# [Records for this exercise]
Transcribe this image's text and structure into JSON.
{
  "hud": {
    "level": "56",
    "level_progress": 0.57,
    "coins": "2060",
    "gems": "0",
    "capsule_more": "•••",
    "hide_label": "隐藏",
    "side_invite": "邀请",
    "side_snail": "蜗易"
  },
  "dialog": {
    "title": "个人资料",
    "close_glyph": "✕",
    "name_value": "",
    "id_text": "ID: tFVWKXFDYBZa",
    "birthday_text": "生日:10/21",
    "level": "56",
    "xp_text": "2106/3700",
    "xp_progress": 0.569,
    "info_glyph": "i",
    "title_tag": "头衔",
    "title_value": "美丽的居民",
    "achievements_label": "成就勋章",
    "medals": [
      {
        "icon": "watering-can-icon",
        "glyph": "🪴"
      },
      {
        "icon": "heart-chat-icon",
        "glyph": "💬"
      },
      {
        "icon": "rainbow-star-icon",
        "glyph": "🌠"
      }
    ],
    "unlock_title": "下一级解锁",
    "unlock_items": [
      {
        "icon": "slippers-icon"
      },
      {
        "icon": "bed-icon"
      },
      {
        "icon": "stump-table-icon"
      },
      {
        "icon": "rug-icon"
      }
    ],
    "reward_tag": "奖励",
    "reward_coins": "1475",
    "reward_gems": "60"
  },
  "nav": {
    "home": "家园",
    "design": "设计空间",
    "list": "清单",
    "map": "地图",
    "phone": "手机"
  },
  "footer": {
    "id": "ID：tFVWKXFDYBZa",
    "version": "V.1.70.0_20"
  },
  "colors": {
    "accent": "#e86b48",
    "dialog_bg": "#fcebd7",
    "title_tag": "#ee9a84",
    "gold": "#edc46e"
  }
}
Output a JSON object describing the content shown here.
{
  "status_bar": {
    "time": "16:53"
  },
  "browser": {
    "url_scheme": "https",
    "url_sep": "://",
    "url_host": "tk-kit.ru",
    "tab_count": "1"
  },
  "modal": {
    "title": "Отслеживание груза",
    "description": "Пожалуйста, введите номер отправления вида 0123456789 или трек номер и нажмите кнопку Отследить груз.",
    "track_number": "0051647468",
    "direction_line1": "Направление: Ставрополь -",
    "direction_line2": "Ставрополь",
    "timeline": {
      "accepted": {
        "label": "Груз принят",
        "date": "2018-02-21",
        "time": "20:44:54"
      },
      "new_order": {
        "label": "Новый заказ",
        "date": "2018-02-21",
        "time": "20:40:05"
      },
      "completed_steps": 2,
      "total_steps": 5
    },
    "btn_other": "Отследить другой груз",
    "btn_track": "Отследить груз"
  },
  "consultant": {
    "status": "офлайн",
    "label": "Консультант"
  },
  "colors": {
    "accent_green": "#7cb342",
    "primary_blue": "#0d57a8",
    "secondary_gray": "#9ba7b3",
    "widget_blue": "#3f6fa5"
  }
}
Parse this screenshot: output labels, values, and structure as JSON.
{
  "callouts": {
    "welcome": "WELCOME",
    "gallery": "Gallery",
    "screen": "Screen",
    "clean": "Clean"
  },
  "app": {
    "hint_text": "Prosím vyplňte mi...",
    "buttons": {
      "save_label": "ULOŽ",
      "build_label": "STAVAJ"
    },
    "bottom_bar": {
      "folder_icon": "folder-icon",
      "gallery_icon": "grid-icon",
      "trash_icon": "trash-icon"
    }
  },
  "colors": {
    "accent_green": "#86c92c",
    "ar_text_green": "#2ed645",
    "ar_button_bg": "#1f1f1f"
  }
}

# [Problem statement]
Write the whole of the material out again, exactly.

# [Task response]
Transcribe this image's text and structure into JSON.
{
  "hud": {
    "level": "56",
    "level_progress": 0.57,
    "coins": "2060",
    "gems": "0",
    "capsule_more": "•••",
    "hide_label": "隐藏",
    "side_invite": "邀请",
    "side_snail": "蜗易"
  },
  "dialog": {
    "title": "个人资料",
    "close_glyph": "✕",
    "name_value": "",
    "id_text": "ID: tFVWKXFDYBZa",
    "birthday_text": "生日:10/21",
    "level": "56",
    "xp_text": "2106/3700",
    "xp_progress": 0.569,
    "info_glyph": "i",
    "title_tag": "头衔",
    "title_value": "美丽的居民",
    "achievements_label": "成就勋章",
    "medals": [
      {
        "icon": "watering-can-icon",
        "glyph": "🪴"
      },
      {
        "icon": "heart-chat-icon",
        "glyph": "💬"
      },
      {
        "icon": "rainbow-star-icon",
        "glyph": "🌠"
      }
    ],
    "unlock_title": "下一级解锁",
    "unlock_items": [
      {
        "icon": "slippers-icon"
      },
      {
        "icon": "bed-icon"
      },
      {
        "icon": "stump-table-icon"
      },
      {
        "icon": "rug-icon"
      }
    ],
    "reward_tag": "奖励",
    "reward_coins": "1475",
    "reward_gems": "60"
  },
  "nav": {
    "home": "家园",
    "design": "设计空间",
    "list": "清单",
    "map": "地图",
    "phone": "手机"
  },
  "footer": {
    "id": "ID：tFVWKXFDYBZa",
    "version": "V.1.70.0_20"
  },
  "colors": {
    "accent": "#e86b48",
    "dialog_bg": "#fcebd7",
    "title_tag": "#ee9a84",
    "gold": "#edc46e"
  }
}
Output a JSON object describing the content shown here.
{
  "status_bar": {
    "time": "16:53"
  },
  "browser": {
    "url_scheme": "https",
    "url_sep": "://",
    "url_host": "tk-kit.ru",
    "tab_count": "1"
  },
  "modal": {
    "title": "Отслеживание груза",
    "description": "Пожалуйста, введите номер отправления вида 0123456789 или трек номер и нажмите кнопку Отследить груз.",
    "track_number": "0051647468",
    "direction_line1": "Направление: Ставрополь -",
    "direction_line2": "Ставрополь",
    "timeline": {
      "accepted": {
        "label": "Груз принят",
        "date": "2018-02-21",
        "time": "20:44:54"
      },
      "new_order": {
        "label": "Новый заказ",
        "date": "2018-02-21",
        "time": "20:40:05"
      },
      "completed_steps": 2,
      "total_steps": 5
    },
    "btn_other": "Отследить другой груз",
    "btn_track": "Отследить груз"
  },
  "consultant": {
    "status": "офлайн",
    "label": "Консультант"
  },
  "colors": {
    "accent_green": "#7cb342",
    "primary_blue": "#0d57a8",
    "secondary_gray": "#9ba7b3",
    "widget_blue": "#3f6fa5"
  }
}
Parse this screenshot: output labels, values, and structure as JSON.
{
  "callouts": {
    "welcome": "WELCOME",
    "gallery": "Gallery",
    "screen": "Screen",
    "clean": "Clean"
  },
  "app": {
    "hint_text": "Prosím vyplňte mi...",
    "buttons": {
      "save_label": "ULOŽ",
      "build_label": "STAVAJ"
    },
    "bottom_bar": {
      "folder_icon": "folder-icon",
      "gallery_icon": "grid-icon",
      "trash_icon": "trash-icon"
    }
  },
  "colors": {
    "accent_green": "#86c92c",
    "ar_text_green": "#2ed645",
    "ar_button_bg": "#1f1f1f"
  }
}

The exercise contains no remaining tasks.